Shiatsu is used for the alleviation of symptoms and the stimulation of the natural healing tendency of the body in situations as diverse as easing the effects of chemotherapy for cancer patients, stimulating cognitive function in Alzheimer’s patients and successfully generating response in autistic children.
Antigoni is encouraged by the growing number of open-minded physicians willing to confer with natural therapists for optimum patient experience. With the agreement, timing and permission of the attending surgeon, she worked with one client before and after open-heart surgery to ease the stresses of surgery and speed recovery. Shiatsu supports the body through acute as well as chronic conditions to relieve symptoms and aid in revitalisation. Check the Facebook Page: Shiatsu in Hospitals for more information.
My own experience during my husband’s lengthy illness was to have open communication with the doctors. The result was to bring therapists into the hospital and continue treatments at home. Treatments, I might add, for both patient and caregiver to alleviate stress and aid in more active presence during recovery or in my case through the passing of a loved one.
Dr. Oz makes a most compelling case for this integration and the responsibility of doctors not to endorse but to evaluate alternative therapies and their integration with allopathic medicine to create “one medicine” – a global medicine – that recognises the contribution of both natural and technical practices. He also stresses that patients share their natural therapy practices with their physicians so that there are no cross purposes. This will also engender greater understanding and acceptance in the long run.

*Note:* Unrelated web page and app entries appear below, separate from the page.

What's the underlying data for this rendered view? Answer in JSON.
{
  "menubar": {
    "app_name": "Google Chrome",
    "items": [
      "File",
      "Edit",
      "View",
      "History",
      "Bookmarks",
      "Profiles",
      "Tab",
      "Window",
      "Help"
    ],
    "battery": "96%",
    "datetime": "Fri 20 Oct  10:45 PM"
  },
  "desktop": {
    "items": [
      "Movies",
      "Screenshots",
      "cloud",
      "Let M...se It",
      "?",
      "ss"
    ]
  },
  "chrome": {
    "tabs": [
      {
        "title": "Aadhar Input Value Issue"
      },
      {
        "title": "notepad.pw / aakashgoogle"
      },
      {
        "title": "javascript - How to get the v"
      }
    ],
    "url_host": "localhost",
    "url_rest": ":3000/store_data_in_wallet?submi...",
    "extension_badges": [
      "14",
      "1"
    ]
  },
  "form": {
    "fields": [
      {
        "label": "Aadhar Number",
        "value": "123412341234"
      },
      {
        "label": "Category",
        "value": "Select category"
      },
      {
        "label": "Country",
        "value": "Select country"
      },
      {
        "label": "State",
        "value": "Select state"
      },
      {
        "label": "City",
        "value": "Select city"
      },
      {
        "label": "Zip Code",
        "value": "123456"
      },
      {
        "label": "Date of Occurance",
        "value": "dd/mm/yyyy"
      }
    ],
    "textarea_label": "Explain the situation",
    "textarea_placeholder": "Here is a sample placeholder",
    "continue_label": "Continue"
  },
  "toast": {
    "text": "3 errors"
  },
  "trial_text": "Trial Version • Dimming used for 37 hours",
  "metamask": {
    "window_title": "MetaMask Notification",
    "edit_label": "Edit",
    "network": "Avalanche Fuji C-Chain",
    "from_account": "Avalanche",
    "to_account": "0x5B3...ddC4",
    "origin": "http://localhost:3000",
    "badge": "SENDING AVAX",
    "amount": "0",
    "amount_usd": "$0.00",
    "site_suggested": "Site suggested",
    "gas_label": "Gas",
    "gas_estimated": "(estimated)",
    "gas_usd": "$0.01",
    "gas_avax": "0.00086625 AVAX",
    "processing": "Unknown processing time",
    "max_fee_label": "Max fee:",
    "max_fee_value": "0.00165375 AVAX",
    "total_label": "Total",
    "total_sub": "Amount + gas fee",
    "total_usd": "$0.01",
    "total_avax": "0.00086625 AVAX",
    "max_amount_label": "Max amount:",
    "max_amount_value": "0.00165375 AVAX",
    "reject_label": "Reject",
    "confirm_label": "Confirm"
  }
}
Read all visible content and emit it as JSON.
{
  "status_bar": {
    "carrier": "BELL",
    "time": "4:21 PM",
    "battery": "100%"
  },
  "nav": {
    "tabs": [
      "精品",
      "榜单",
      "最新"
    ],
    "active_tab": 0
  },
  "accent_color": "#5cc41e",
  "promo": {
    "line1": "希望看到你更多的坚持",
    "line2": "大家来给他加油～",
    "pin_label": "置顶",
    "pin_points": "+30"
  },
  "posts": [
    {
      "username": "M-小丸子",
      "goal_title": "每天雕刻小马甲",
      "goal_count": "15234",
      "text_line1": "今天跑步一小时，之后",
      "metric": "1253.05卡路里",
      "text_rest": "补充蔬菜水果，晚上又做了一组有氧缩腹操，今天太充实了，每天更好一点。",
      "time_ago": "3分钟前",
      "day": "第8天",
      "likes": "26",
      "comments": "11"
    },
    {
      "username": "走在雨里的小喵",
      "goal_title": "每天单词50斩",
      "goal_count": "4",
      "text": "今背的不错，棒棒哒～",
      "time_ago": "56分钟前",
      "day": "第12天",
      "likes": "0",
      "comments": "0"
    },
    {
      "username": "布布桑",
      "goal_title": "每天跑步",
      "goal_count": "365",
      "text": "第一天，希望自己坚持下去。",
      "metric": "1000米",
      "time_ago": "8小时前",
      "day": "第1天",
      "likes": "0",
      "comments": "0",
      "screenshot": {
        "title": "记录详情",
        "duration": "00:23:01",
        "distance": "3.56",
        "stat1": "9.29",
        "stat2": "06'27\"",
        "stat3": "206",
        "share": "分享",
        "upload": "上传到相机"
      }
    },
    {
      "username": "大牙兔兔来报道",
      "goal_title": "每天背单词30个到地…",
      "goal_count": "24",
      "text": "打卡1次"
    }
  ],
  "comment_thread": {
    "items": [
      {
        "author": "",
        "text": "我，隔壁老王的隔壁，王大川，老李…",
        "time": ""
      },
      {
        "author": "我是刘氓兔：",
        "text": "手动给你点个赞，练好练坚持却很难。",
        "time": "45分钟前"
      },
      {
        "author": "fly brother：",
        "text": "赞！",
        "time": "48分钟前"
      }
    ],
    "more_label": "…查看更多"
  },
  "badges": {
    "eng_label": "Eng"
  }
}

Research and many independent studies are breaking down the barriers between allopathic medicine and natural therapies and Shiatsu is leading in this. In the interest of client safety and regulation, federations assure compliance with proper standards and professional practices, ethics and responsibility. This is welcome and necessary. In the past, a great flood of ‘natural’ and ‘energy’ therapies swept over an uninformed and vulnerable public.
Therapies like acupuncture and shiatsu are steeped in long history and demand very specific and developed practical and intuitive skills. Anyone looking to take advantage of these preventive and remedial therapies must absolutely look for a practitioner who is a member of one of the professional federations. Too often these terms are tossed in with massage therapy creating confusion. Always ask questions about training and qualifications!
Whether you enjoy your shiatsu treatment in a clinic or in the home therapy room of the practitioner, the professionalism is the same and you can be confident that you are about to embark on the most rewarding journey toward your natural ability for self-healing and wellbeing.
See if you can find a practitioner near you and experience Shiatsu for yourself and please share this article with those you care about. I also welcome your comments and experiences.
To your heath!
Marilyn Harding is author of “Exhilarated Life: Happiness, Wisdom, Purpose” Second Edition coming December 2016. Sign up on Marilyn Harding Facebook Page for notification.